THE PROBLEM: Which lines of the entries contain the string "Laguna"? Please find them and copy them.

[Entries from a dataset of interfaces]

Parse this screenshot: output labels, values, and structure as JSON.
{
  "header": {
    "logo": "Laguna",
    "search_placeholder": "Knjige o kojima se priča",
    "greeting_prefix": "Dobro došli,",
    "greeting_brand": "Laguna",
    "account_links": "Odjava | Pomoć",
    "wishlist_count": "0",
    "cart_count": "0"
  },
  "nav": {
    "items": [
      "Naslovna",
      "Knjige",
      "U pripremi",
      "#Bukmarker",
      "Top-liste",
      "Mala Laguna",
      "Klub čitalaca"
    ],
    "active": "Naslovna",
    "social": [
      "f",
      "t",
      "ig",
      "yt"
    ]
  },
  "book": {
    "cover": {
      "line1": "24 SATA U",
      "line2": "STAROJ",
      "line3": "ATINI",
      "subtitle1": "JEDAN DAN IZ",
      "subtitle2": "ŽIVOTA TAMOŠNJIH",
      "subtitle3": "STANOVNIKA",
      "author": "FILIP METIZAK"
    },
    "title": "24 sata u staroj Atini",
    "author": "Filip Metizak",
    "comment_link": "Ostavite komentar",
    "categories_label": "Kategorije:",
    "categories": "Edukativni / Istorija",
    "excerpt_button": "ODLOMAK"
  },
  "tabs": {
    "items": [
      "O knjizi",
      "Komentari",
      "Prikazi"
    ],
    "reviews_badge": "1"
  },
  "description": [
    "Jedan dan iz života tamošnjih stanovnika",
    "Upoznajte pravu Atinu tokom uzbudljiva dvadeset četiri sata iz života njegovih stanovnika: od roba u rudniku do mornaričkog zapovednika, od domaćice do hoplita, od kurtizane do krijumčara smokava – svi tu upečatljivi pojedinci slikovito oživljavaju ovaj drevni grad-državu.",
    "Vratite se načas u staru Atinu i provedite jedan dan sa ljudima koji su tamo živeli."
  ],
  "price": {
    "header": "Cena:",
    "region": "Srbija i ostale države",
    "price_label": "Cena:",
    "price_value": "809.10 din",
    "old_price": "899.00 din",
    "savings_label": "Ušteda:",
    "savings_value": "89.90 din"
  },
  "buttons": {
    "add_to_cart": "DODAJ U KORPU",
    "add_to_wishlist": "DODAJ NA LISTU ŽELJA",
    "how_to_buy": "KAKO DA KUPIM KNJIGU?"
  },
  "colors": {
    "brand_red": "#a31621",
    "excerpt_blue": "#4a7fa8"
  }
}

RESULT:
    "logo": "Laguna",
    "greeting_brand": "Laguna",
      "Mala Laguna",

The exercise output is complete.